Keep the text of the data exactly as it is and omit each picture from the copy.

Component data from apps and pages:
++++++++++++++++++++

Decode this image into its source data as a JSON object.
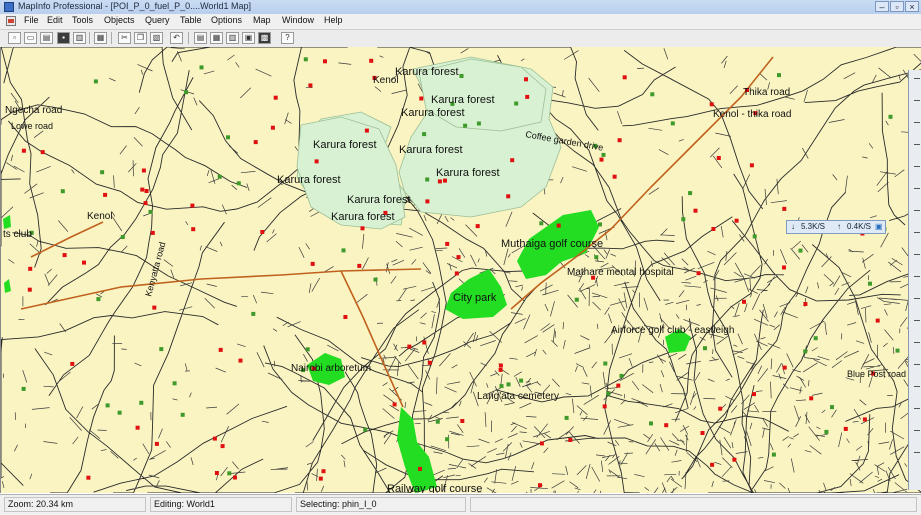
{
  "window": {
    "title": "MapInfo Professional - [POI_P_0_fuel_P_0....World1 Map]",
    "controls": {
      "minimize": "–",
      "restore": "▫",
      "close": "×"
    }
  },
  "menu": {
    "items": [
      "File",
      "Edit",
      "Tools",
      "Objects",
      "Query",
      "Table",
      "Options",
      "Map",
      "Window",
      "Help"
    ]
  },
  "toolbar": {
    "buttons": [
      {
        "name": "new",
        "glyph": "▫"
      },
      {
        "name": "open",
        "glyph": "▭"
      },
      {
        "name": "open-folder",
        "glyph": "▤"
      },
      {
        "name": "save",
        "glyph": "▪"
      },
      {
        "name": "save-copy",
        "glyph": "▥"
      },
      {
        "name": "print",
        "glyph": "▦"
      },
      {
        "name": "cut",
        "glyph": "✂"
      },
      {
        "name": "copy",
        "glyph": "❐"
      },
      {
        "name": "paste",
        "glyph": "▧"
      },
      {
        "name": "undo",
        "glyph": "↶"
      },
      {
        "name": "new-browser",
        "glyph": "▤"
      },
      {
        "name": "new-mapper",
        "glyph": "▦"
      },
      {
        "name": "new-grapher",
        "glyph": "▥"
      },
      {
        "name": "new-layout",
        "glyph": "▣"
      },
      {
        "name": "redistrict",
        "glyph": "▩"
      },
      {
        "name": "help",
        "glyph": "?"
      }
    ]
  },
  "map": {
    "labels": [
      "Karura forest",
      "Karura forest",
      "Karura forest",
      "Karura forest",
      "Karura forest",
      "Karura forest",
      "Karura forest",
      "Karura forest",
      "Karura forest",
      "Muthaiga golf course",
      "City park",
      "Nairobi arboretum",
      "Railway golf course",
      "Kenol - thika road",
      "Thika road",
      "Coffee garden drive",
      "Mathare mental hospital",
      "Airforce golf club - eastleigh",
      "Kenol",
      "Ngecha road",
      "ts club",
      "Kenol",
      "Lang'ata cemetery",
      "Lowe road",
      "Blue Post road",
      "Kenyatta road"
    ],
    "colors": {
      "background": "#f9f4c2",
      "forest": "#d8f1d2",
      "park": "#22dd22",
      "roads": "#222222",
      "highway": "#c0621e",
      "poi_red": "#e01010",
      "poi_green": "#3e9a2a"
    }
  },
  "netspeed": {
    "down": "5.3K/S",
    "up": "0.4K/S"
  },
  "status": {
    "zoom": "Zoom: 20.34 km",
    "editing": "Editing: World1",
    "selecting": "Selecting: phin_I_0"
  }
}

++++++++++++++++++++

WRITTEN SOLUTION —
Decode this image into its source data as a JSON object.
{
  "window": {
    "title": "MapInfo Professional - [POI_P_0_fuel_P_0....World1 Map]",
    "controls": {
      "minimize": "–",
      "restore": "▫",
      "close": "×"
    }
  },
  "menu": {
    "items": [
      "File",
      "Edit",
      "Tools",
      "Objects",
      "Query",
      "Table",
      "Options",
      "Map",
      "Window",
      "Help"
    ]
  },
  "toolbar": {
    "buttons": [
      {
        "name": "new",
        "glyph": "▫"
      },
      {
        "name": "open",
        "glyph": "▭"
      },
      {
        "name": "open-folder",
        "glyph": "▤"
      },
      {
        "name": "save",
        "glyph": "▪"
      },
      {
        "name": "save-copy",
        "glyph": "▥"
      },
      {
        "name": "print",
        "glyph": "▦"
      },
      {
        "name": "cut",
        "glyph": "✂"
      },
      {
        "name": "copy",
        "glyph": "❐"
      },
      {
        "name": "paste",
        "glyph": "▧"
      },
      {
        "name": "undo",
        "glyph": "↶"
      },
      {
        "name": "new-browser",
        "glyph": "▤"
      },
      {
        "name": "new-mapper",
        "glyph": "▦"
      },
      {
        "name": "new-grapher",
        "glyph": "▥"
      },
      {
        "name": "new-layout",
        "glyph": "▣"
      },
      {
        "name": "redistrict",
        "glyph": "▩"
      },
      {
        "name": "help",
        "glyph": "?"
      }
    ]
  },
  "map": {
    "labels": [
      "Karura forest",
      "Karura forest",
      "Karura forest",
      "Karura forest",
      "Karura forest",
      "Karura forest",
      "Karura forest",
      "Karura forest",
      "Karura forest",
      "Muthaiga golf course",
      "City park",
      "Nairobi arboretum",
      "Railway golf course",
      "Kenol - thika road",
      "Thika road",
      "Coffee garden drive",
      "Mathare mental hospital",
      "Airforce golf club - eastleigh",
      "Kenol",
      "Ngecha road",
      "ts club",
      "Kenol",
      "Lang'ata cemetery",
      "Lowe road",
      "Blue Post road",
      "Kenyatta road"
    ],
    "colors": {
      "background": "#f9f4c2",
      "forest": "#d8f1d2",
      "park": "#22dd22",
      "roads": "#222222",
      "highway": "#c0621e",
      "poi_red": "#e01010",
      "poi_green": "#3e9a2a"
    }
  },
  "netspeed": {
    "down": "5.3K/S",
    "up": "0.4K/S"
  },
  "status": {
    "zoom": "Zoom: 20.34 km",
    "editing": "Editing: World1",
    "selecting": "Selecting: phin_I_0"
  }
}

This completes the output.